CD-RW Full Form
CD-RW stands for (Compact Disc-ReWritable). It is a digital optical disc storage format introduced in 1997. It provided further competition to the various superfloppy alternatives. Ideal use is for test discs, temporary backups, and as a middle-ground between online and offline storage schemes. A CD-RW does not have as great a difference in reflectivity as a pressed CD or a CD-R, and so many earlier CD audio players cannot read CD-RW discs, although most later CD audio players and stand-alone DVD players can. It follows the Orange Book standard.

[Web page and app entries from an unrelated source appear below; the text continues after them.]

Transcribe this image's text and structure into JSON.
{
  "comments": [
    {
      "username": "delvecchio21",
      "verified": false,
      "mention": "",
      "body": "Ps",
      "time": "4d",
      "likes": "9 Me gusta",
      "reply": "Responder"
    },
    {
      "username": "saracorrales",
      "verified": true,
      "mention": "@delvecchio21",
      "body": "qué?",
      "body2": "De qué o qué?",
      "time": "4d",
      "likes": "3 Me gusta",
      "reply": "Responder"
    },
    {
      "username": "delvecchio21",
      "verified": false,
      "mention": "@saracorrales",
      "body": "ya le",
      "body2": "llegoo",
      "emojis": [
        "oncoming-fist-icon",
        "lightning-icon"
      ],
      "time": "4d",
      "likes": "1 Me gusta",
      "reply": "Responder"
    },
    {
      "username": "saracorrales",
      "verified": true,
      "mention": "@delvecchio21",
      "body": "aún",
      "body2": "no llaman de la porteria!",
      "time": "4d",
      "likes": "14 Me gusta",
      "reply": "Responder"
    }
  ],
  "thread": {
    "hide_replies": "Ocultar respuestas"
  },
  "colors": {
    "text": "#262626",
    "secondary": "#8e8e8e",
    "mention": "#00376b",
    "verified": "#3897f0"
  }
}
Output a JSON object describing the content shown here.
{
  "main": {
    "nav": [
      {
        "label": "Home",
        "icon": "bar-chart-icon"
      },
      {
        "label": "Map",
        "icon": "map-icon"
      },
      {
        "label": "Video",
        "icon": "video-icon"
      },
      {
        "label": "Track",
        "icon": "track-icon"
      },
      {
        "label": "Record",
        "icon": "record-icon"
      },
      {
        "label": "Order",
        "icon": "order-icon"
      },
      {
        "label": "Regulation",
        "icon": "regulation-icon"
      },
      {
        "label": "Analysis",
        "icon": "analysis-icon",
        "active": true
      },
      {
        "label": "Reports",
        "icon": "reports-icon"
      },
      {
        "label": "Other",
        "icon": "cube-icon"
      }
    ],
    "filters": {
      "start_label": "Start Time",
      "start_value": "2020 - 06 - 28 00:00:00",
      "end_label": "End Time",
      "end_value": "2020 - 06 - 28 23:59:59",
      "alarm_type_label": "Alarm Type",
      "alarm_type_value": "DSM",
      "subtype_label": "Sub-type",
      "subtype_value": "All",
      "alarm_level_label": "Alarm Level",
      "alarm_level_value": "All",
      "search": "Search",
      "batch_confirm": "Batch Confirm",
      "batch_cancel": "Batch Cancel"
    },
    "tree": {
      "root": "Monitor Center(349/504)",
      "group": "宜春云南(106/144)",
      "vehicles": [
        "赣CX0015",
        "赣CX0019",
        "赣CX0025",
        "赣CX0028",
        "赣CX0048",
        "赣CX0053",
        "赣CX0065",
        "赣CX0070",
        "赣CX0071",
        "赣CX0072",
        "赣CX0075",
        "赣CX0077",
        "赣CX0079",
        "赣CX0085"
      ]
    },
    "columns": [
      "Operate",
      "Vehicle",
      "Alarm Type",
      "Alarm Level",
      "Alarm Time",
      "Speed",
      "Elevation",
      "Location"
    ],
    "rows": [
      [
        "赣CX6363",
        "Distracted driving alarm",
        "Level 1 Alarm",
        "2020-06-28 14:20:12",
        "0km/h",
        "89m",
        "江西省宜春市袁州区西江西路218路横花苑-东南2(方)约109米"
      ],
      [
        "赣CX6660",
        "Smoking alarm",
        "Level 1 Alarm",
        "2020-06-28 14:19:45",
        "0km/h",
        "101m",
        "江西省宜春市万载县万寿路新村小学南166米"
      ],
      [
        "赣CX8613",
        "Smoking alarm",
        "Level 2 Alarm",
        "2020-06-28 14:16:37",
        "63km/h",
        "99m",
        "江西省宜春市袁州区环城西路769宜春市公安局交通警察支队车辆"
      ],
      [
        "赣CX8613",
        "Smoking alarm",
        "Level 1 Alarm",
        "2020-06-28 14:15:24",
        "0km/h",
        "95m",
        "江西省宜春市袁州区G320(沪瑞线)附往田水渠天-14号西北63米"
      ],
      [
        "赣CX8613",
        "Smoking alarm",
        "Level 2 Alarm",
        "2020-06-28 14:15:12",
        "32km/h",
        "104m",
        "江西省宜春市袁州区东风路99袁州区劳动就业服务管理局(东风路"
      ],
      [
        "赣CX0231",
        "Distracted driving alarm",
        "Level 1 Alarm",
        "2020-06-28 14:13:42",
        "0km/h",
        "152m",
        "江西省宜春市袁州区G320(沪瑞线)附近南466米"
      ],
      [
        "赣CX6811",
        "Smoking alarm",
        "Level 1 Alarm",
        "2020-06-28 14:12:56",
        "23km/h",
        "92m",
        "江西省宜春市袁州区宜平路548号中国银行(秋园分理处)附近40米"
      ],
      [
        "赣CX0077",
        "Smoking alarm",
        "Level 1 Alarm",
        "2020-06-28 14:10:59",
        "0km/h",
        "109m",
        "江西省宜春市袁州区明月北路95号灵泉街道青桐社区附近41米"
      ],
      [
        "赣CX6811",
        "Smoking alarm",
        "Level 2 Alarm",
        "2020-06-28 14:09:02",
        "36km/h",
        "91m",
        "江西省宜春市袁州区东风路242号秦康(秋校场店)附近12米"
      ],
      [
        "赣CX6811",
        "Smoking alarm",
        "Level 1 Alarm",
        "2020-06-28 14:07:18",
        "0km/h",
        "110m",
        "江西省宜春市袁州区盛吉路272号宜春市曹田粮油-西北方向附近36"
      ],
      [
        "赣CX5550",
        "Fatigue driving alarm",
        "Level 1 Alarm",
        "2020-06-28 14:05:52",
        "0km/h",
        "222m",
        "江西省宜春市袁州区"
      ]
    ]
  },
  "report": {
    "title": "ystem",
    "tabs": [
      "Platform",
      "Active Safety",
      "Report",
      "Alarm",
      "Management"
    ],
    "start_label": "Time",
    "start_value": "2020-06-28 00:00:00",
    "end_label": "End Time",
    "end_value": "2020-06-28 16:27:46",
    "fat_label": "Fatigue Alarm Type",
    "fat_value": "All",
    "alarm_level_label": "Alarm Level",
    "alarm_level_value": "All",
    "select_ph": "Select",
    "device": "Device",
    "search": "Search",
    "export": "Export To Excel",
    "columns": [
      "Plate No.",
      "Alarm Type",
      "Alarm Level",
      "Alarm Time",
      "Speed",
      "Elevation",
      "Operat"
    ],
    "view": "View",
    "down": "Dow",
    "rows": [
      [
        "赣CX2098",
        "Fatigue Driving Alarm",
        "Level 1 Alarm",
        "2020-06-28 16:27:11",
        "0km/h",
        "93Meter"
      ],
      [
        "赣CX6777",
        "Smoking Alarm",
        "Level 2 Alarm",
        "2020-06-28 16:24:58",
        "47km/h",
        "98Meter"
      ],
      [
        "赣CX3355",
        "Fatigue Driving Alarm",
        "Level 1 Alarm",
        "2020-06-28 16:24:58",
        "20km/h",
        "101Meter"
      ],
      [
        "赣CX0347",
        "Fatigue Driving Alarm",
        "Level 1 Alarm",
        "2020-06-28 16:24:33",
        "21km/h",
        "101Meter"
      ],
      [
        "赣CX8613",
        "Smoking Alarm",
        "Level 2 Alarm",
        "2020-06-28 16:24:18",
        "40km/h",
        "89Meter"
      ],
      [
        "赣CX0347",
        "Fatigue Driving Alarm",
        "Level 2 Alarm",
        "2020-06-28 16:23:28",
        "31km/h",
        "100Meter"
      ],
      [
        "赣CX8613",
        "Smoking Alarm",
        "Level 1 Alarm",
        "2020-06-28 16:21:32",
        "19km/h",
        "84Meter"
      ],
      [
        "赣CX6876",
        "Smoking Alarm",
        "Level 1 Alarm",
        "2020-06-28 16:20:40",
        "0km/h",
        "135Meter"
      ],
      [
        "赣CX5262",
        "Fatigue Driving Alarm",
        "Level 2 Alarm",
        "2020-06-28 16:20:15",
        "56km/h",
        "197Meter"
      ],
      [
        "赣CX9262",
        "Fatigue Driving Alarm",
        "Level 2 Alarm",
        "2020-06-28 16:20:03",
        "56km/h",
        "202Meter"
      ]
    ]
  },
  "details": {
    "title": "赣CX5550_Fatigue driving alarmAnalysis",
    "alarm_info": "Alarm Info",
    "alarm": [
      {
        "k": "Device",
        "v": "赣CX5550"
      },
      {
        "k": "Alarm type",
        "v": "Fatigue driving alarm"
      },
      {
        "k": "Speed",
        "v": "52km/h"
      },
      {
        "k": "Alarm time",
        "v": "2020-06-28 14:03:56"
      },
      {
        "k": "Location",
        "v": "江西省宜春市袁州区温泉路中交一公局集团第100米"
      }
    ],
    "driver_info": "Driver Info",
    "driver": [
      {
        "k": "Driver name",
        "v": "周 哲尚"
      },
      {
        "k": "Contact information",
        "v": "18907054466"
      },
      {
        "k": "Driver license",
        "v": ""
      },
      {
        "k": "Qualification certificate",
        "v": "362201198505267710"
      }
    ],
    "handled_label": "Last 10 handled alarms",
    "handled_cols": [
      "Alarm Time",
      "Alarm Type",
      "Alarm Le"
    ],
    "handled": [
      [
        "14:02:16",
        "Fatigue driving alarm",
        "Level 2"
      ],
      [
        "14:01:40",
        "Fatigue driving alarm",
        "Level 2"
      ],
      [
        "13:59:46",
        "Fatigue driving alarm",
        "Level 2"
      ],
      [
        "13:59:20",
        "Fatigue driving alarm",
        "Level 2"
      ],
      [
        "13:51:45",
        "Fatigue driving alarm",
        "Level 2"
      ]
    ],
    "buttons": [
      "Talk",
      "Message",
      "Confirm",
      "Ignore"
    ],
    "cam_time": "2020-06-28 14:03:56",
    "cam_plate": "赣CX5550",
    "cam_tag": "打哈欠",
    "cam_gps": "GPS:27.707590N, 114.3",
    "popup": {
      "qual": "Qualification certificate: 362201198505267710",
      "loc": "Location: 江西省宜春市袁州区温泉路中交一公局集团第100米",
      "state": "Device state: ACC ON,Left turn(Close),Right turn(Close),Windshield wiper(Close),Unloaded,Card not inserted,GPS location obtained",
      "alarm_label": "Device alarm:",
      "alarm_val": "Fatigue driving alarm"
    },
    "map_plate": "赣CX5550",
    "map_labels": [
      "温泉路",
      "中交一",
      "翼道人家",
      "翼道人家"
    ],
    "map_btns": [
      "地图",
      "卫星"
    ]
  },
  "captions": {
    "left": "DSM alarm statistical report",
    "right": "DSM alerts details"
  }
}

American inventor James T. Russell invented the first system to record digital information on an optical transparent foil that is lit from behind by a high-power halogen lamp. The compact disc is an evolution of LaserDisc technology, where a focused laser beam is used that enables the high information density required for high-quality digital audio signals. In 1979, Sony and Philips set up a joint task force of engineers to design a new digital audio disc. After a year of experimentation and discussion, the Red Book CD-DA standard was published in 1980. The success of the compact disc has been credited to the cooperation between Philips and Sony, which together agreed upon and developed compatible hardware. The unified design of the compact disc allowed consumers to purchase any disc or player from any company and allowed the CD to dominate the at-home music market unchallenged.
- Multi-session format : CD-RW discs have a multi-session format feature capable of adding data during different sessions. Additionally, individual data files and directories may be deleted or updated as needed.
- Phase change technology : it is used to write to the disk. A laser beam is used to heat a certain point of the disk. Once this point is hot, the information stored there can be changed.
- Usable capacities range : Depending on the method used to write, and the type of disk used, usable capacities range from about 500 to 700 megabytes.
- Re-usability : CD-RWs must be erased or blanked before reuse. Erasure methods include full blanking where the entire surface of the disc is erased and fast blanking where only metadata areas, such as PMA, TOC and pre-gap, are cleared.
- It can be easily erased and reused.
- When used with packet writing software like Roxio DirectCD or Nero InCD, you can access the CD-RW like any other drive in Windows
- Often plays on DVD players that won’t play CD-R
- More expensive than CD-R.
- Slower burning speed.
- Many CD players, especially older ones, won’t read CD-RWs.